DATA SHOWN:
____________

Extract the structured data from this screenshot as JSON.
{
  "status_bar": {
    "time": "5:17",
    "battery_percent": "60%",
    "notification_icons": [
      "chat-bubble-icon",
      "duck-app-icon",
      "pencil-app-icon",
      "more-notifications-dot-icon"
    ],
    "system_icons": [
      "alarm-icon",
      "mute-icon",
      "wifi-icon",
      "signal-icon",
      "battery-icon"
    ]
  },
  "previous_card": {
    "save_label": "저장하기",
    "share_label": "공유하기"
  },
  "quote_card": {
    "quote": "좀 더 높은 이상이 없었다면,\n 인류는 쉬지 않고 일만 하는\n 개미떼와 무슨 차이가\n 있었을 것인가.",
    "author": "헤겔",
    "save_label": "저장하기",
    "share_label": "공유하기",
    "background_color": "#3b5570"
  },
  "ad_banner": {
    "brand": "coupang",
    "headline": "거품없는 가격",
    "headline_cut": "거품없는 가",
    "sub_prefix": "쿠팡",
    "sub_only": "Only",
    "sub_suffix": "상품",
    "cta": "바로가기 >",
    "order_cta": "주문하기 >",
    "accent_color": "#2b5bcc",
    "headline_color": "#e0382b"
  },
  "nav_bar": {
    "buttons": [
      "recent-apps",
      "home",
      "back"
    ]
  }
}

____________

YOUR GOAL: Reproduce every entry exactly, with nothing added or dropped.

TASK SOLUTION:
Extract the structured data from this screenshot as JSON.
{
  "status_bar": {
    "time": "5:17",
    "battery_percent": "60%",
    "notification_icons": [
      "chat-bubble-icon",
      "duck-app-icon",
      "pencil-app-icon",
      "more-notifications-dot-icon"
    ],
    "system_icons": [
      "alarm-icon",
      "mute-icon",
      "wifi-icon",
      "signal-icon",
      "battery-icon"
    ]
  },
  "previous_card": {
    "save_label": "저장하기",
    "share_label": "공유하기"
  },
  "quote_card": {
    "quote": "좀 더 높은 이상이 없었다면,\n 인류는 쉬지 않고 일만 하는\n 개미떼와 무슨 차이가\n 있었을 것인가.",
    "author": "헤겔",
    "save_label": "저장하기",
    "share_label": "공유하기",
    "background_color": "#3b5570"
  },
  "ad_banner": {
    "brand": "coupang",
    "headline": "거품없는 가격",
    "headline_cut": "거품없는 가",
    "sub_prefix": "쿠팡",
    "sub_only": "Only",
    "sub_suffix": "상품",
    "cta": "바로가기 >",
    "order_cta": "주문하기 >",
    "accent_color": "#2b5bcc",
    "headline_color": "#e0382b"
  },
  "nav_bar": {
    "buttons": [
      "recent-apps",
      "home",
      "back"
    ]
  }
}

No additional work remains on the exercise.